Nowadays, this is no longer the case. It's actually girls who bear the brunt of the effect, and the impact is far from harmless. He convincingly connects the dots between the social validation loop masterfully (ab)used by all modern social media, the early age that social media starts being used (early teens), and the statistics that show the incidence of mental illnesses just as platforms like Instagram started their growth in the 2010s.

The mind gets stuck in a loop where it continuously seeks validation and requires us to put up an almost perfect appearance for others. There's no way this is healthy for a young mind to go through. He even shows research indicating that school-aged kids might actually be taking a toll in cognitive performance due to this. A study done on kids taking exams shows there's an actual difference between taking the test without your phone in the room, with your phone in your pocket, and with your phone on the table right in front of you. You can guess which produces the best results and which produces the worst, as their minds are frankly always on standby, wondering what's going on in their social network.

In addition to social media use, he also talks about the other big issue that leads to his Great Rewiring: helicopter parenting.

The net effect of this is that kids have far more extended boundaries set on them (except on their phones!). For example, nowadays, parents expect their children to be free to go and do groceries alone or play outside without adult supervision only at around the age of 10 to 12 (if not even higher). Gen X, in his research, remembers this as having happened for them around ages 6, 7, or 8. On one hand, I feel like this claim rings true; on the other, I'm also wondering if there might be a case of some rosy retrospection or wishful thinking.
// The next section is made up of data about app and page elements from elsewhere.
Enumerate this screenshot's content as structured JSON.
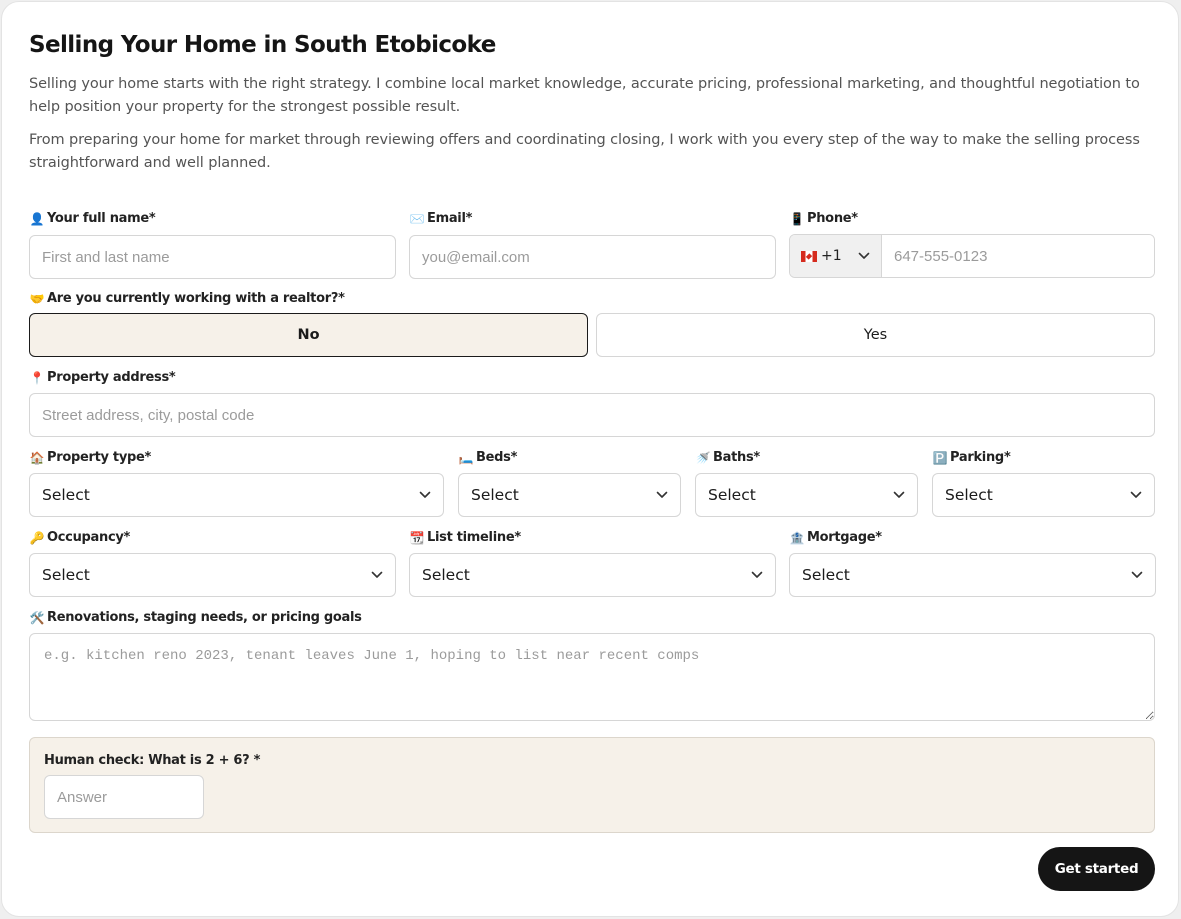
{
  "title": "Selling Your Home in South Etobicoke",
  "intro": [
    "Selling your home starts with the right strategy. I combine local market knowledge, accurate pricing, professional marketing, and thoughtful negotiation to help position your property for the strongest possible result.",
    "From preparing your home for market through reviewing offers and coordinating closing, I work with you every step of the way to make the selling process straightforward and well planned."
  ],
  "fields": {
    "full_name": {
      "icon": "👤",
      "label": "Your full name",
      "required": "*",
      "placeholder": "First and last name"
    },
    "email": {
      "icon": "✉️",
      "label": "Email",
      "required": "*",
      "placeholder": "you@email.com"
    },
    "phone": {
      "icon": "📱",
      "label": "Phone",
      "required": "*",
      "country_code": "+1",
      "placeholder": "647-555-0123"
    },
    "realtor": {
      "icon": "🤝",
      "label": "Are you currently working with a realtor?",
      "required": "*",
      "options": [
        "No",
        "Yes"
      ],
      "selected": "No"
    },
    "address": {
      "icon": "📍",
      "label": "Property address",
      "required": "*",
      "placeholder": "Street address, city, postal code"
    },
    "property_type": {
      "icon": "🏠",
      "label": "Property type",
      "required": "*",
      "value": "Select"
    },
    "beds": {
      "icon": "🛏️",
      "label": "Beds",
      "required": "*",
      "value": "Select"
    },
    "baths": {
      "icon": "🚿",
      "label": "Baths",
      "required": "*",
      "value": "Select"
    },
    "parking": {
      "icon": "🅿️",
      "label": "Parking",
      "required": "*",
      "value": "Select"
    },
    "occupancy": {
      "icon": "🔑",
      "label": "Occupancy",
      "required": "*",
      "value": "Select"
    },
    "list_timeline": {
      "icon": "📆",
      "label": "List timeline",
      "required": "*",
      "value": "Select"
    },
    "mortgage": {
      "icon": "🏦",
      "label": "Mortgage",
      "required": "*",
      "value": "Select"
    },
    "notes": {
      "icon": "🛠️",
      "label": "Renovations, staging needs, or pricing goals",
      "placeholder": "e.g. kitchen reno 2023, tenant leaves June 1, hoping to list near recent comps"
    }
  },
  "human_check": {
    "label": "Human check: What is 2 + 6?",
    "required": "*",
    "placeholder": "Answer"
  },
  "submit_label": "Get started",
  "colors": {
    "accent_bg": "#f6f1e9",
    "button": "#151515",
    "border": "#d6d6d6"
  }
}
Far from stopping there, he mentions other significant societal efforts that are thwarting children's growth, such as having playgrounds where kids don't exhibit any risk of harming themselves. Instead of preparing the kids and making them capable of (literally in this case) tackling obstacles, we're removing obstacles and coddling them.

Kids also become overprotected in other ways, such as not hearing other views or not being able to handle opposing views. No wonder academia is nowadays the exact opposite of free speech and the scientific method.

The trend of not keeping tabs on what kids are doing online (as opposed to offline, where the boundaries are much stricter) leads to what he deems a phone-based childhood. The kids are growing up playing with their phones rather than playing outside with other kids, learning the ropes of, well—life.

He suggests solving these regressions by reverting some societal safetyisms. He comes up with what he calls a "Ladder from Childhood to Adulthood" and presents checkpoints of what type of behavior one ought to expect their child to exhibit. For example, at six, the child should have a certain level of household responsibility. At eight, they might not require adult supervision to play outside, and maybe they get a dumbphone to stay in touch. Within this framework, the use of social media should come only at age 16, unlike the current state where it's supposedly age 13+ but in reality, this is not enforced at all.

Apart from these two major angles of the Great Rewiring, he also touches on the spiritual aspects (albeit he's an atheist), but that's not that important. He's somewhat activist about all of this, so he has a website dedicated to it all over here (not just a book commercial).

All in all, it's a fairly interesting book, and I'll probably take a look at some of his other writings.